[Dataset rows for apps and sites]

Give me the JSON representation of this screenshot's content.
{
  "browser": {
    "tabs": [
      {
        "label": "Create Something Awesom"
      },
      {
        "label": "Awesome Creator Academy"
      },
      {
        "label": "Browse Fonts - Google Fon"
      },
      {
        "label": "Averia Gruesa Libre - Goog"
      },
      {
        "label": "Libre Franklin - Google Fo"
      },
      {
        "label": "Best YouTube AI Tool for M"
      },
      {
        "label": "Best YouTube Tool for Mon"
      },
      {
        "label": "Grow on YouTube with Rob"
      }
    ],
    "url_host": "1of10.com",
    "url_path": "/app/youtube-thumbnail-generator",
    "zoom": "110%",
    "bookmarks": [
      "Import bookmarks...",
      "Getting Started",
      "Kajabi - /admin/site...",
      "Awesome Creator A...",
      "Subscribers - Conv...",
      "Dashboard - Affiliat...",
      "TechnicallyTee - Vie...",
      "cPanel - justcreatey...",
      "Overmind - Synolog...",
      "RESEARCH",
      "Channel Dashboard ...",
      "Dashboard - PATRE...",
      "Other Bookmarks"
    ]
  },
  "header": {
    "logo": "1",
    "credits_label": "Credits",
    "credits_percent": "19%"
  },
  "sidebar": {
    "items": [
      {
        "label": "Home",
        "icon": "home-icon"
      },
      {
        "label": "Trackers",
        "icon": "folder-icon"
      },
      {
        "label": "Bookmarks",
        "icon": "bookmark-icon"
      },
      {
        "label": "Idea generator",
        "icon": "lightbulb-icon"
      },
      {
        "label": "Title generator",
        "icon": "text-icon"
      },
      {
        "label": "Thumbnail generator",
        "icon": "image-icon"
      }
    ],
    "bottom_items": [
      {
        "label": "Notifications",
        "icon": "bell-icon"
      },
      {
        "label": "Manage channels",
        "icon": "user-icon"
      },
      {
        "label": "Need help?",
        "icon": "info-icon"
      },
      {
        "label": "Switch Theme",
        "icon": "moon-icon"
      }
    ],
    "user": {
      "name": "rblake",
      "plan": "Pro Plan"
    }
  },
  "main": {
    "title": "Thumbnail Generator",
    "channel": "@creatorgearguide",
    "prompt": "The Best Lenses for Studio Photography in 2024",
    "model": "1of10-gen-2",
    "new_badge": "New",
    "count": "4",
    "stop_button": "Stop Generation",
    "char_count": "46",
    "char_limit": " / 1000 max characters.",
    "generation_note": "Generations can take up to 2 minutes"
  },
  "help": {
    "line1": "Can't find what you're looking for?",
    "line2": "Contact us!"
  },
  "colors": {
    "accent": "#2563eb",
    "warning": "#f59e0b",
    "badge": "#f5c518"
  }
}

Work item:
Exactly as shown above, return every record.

Finished task:
Give me the JSON representation of this screenshot's content.
{
  "browser": {
    "tabs": [
      {
        "label": "Create Something Awesom"
      },
      {
        "label": "Awesome Creator Academy"
      },
      {
        "label": "Browse Fonts - Google Fon"
      },
      {
        "label": "Averia Gruesa Libre - Goog"
      },
      {
        "label": "Libre Franklin - Google Fo"
      },
      {
        "label": "Best YouTube AI Tool for M"
      },
      {
        "label": "Best YouTube Tool for Mon"
      },
      {
        "label": "Grow on YouTube with Rob"
      }
    ],
    "url_host": "1of10.com",
    "url_path": "/app/youtube-thumbnail-generator",
    "zoom": "110%",
    "bookmarks": [
      "Import bookmarks...",
      "Getting Started",
      "Kajabi - /admin/site...",
      "Awesome Creator A...",
      "Subscribers - Conv...",
      "Dashboard - Affiliat...",
      "TechnicallyTee - Vie...",
      "cPanel - justcreatey...",
      "Overmind - Synolog...",
      "RESEARCH",
      "Channel Dashboard ...",
      "Dashboard - PATRE...",
      "Other Bookmarks"
    ]
  },
  "header": {
    "logo": "1",
    "credits_label": "Credits",
    "credits_percent": "19%"
  },
  "sidebar": {
    "items": [
      {
        "label": "Home",
        "icon": "home-icon"
      },
      {
        "label": "Trackers",
        "icon": "folder-icon"
      },
      {
        "label": "Bookmarks",
        "icon": "bookmark-icon"
      },
      {
        "label": "Idea generator",
        "icon": "lightbulb-icon"
      },
      {
        "label": "Title generator",
        "icon": "text-icon"
      },
      {
        "label": "Thumbnail generator",
        "icon": "image-icon"
      }
    ],
    "bottom_items": [
      {
        "label": "Notifications",
        "icon": "bell-icon"
      },
      {
        "label": "Manage channels",
        "icon": "user-icon"
      },
      {
        "label": "Need help?",
        "icon": "info-icon"
      },
      {
        "label": "Switch Theme",
        "icon": "moon-icon"
      }
    ],
    "user": {
      "name": "rblake",
      "plan": "Pro Plan"
    }
  },
  "main": {
    "title": "Thumbnail Generator",
    "channel": "@creatorgearguide",
    "prompt": "The Best Lenses for Studio Photography in 2024",
    "model": "1of10-gen-2",
    "new_badge": "New",
    "count": "4",
    "stop_button": "Stop Generation",
    "char_count": "46",
    "char_limit": " / 1000 max characters.",
    "generation_note": "Generations can take up to 2 minutes"
  },
  "help": {
    "line1": "Can't find what you're looking for?",
    "line2": "Contact us!"
  },
  "colors": {
    "accent": "#2563eb",
    "warning": "#f59e0b",
    "badge": "#f5c518"
  }
}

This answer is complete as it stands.